I’ve been thinking about culture a bit lately – specifically about culture within families and friends – the atomic unit equivalent of culture. There’s a lot of talk about corporate culture but corporate culture is defined and set by the small group of founders – an atomic unit similar to that of a family or group of friends.
Culture, in my limited experience, is one of those things that simply exists whether you attempt to define one or not. If you do actively attempt to define one, you give yourself a shot at creating one that you will be proud of. If you don’t, well, you might be surprised at the end result.
95% of families and friends groups make no attempt whatsoever to actively define a culture. They assume you can just show up and let it happen. In many cases, it works out pretty well thanks to a strong character who inadvertently sets a few “norms” and then again, in many cases, it just doesn’t work out in long run.

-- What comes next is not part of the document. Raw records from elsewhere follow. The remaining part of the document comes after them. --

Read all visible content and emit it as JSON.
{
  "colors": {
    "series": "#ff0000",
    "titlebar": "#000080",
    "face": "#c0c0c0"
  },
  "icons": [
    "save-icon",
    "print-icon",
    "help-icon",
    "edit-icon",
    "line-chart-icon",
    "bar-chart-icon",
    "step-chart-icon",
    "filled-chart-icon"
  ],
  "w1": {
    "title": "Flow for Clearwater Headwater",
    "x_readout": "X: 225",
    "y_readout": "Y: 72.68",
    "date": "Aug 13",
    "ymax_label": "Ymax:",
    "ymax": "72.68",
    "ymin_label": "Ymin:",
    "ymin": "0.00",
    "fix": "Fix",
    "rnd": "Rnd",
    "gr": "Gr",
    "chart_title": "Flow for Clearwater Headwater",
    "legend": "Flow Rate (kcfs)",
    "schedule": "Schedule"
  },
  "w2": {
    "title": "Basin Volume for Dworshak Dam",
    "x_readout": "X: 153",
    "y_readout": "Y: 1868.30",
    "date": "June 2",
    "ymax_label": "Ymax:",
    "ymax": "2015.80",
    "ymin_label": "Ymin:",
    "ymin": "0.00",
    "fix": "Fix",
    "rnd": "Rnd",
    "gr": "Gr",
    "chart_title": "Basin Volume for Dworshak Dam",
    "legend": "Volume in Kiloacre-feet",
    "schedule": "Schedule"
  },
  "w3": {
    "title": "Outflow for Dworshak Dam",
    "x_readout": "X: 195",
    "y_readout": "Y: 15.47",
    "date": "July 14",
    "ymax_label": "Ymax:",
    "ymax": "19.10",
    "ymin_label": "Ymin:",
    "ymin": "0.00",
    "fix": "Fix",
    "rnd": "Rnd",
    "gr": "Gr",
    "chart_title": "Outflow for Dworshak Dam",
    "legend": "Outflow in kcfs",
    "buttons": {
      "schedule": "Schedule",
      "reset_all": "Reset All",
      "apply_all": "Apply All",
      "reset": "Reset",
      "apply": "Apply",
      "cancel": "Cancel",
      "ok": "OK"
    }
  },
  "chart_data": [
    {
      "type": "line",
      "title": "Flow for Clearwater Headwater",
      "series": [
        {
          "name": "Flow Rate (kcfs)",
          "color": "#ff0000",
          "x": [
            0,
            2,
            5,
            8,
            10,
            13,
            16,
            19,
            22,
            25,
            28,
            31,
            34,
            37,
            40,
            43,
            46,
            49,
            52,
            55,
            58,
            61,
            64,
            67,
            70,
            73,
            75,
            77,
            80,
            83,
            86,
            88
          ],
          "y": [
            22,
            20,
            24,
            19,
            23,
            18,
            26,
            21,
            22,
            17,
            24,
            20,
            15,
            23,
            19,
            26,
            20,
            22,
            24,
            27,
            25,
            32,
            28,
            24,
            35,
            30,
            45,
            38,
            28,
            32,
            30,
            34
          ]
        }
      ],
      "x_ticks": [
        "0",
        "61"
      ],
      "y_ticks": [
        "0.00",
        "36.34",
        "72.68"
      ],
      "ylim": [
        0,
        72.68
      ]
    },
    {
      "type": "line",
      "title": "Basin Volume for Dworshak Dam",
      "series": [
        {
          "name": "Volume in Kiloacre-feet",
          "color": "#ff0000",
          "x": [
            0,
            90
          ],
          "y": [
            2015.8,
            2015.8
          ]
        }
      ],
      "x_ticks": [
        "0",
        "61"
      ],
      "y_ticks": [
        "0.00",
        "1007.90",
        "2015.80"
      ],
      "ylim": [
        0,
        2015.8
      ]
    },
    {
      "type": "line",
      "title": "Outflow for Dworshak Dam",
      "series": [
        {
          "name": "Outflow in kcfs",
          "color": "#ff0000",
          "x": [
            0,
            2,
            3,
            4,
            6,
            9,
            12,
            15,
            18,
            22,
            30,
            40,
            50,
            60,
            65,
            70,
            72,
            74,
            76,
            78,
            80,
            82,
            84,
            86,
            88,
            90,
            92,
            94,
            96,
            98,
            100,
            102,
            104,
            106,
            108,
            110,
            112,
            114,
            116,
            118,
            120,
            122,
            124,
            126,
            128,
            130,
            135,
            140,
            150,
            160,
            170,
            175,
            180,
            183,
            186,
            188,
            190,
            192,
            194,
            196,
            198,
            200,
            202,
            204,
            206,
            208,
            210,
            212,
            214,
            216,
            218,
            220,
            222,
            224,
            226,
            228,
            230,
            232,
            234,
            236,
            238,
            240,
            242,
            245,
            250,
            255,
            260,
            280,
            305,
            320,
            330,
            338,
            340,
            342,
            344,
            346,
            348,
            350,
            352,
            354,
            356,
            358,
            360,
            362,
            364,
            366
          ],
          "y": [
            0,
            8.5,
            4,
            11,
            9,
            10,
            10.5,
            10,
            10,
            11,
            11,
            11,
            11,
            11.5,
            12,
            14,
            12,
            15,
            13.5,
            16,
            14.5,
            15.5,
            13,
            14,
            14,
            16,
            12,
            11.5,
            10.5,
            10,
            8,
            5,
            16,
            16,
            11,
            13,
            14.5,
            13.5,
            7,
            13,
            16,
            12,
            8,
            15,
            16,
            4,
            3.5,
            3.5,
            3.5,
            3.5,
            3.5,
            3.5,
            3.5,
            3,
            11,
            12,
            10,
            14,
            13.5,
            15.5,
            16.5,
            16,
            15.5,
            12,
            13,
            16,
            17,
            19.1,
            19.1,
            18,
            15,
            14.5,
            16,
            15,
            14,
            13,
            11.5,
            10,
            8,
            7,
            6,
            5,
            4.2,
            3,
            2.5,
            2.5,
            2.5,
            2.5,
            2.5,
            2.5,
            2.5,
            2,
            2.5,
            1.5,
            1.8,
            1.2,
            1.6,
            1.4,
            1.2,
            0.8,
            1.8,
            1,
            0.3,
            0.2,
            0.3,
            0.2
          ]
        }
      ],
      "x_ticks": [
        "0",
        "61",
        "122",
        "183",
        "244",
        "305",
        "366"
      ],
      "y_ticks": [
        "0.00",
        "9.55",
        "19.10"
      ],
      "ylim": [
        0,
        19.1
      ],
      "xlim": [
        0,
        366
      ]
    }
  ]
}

But, as Seth points out, real change is cultural change; and I find myself on a bit of a mission to attempt to define cultures for two important parts of my life – my new family and my group of friends. With the family, my wife and I intend to talk through what our “family” would stand for. I expect lots of great learnings from this process.
With friends, we were helped along by Lifehacker’s fantastic article on “Mastermind” groups. Go read it. The idea here is to form a “mastermind” group with friends who want to make a difference. The inspiration is a mastermind group of friends from Oxford who went on to write some of the greatest fictional works of our age – Lord of the Rings, Chronicles of Narnia, etc. In our case, we aren’t united by the “what” i.e. write fictional works, but by the “why” i.e. to be the best we can be. We are looking forward to seeing how this works out.
Ultimately, the true test of both these experiments in culture will be the strength and longevity of these relationships along with our collective impact on the world. We haven’t done too bad on strength and longevity so far but there’s always room for improvement. I guess it all begins with the shared belief that since we are all here on this journey, we might as well fill it with love, laughter, and learning and make it meaningful, make it count.
Many more learnings on these culture experiments to follow. Exciting times!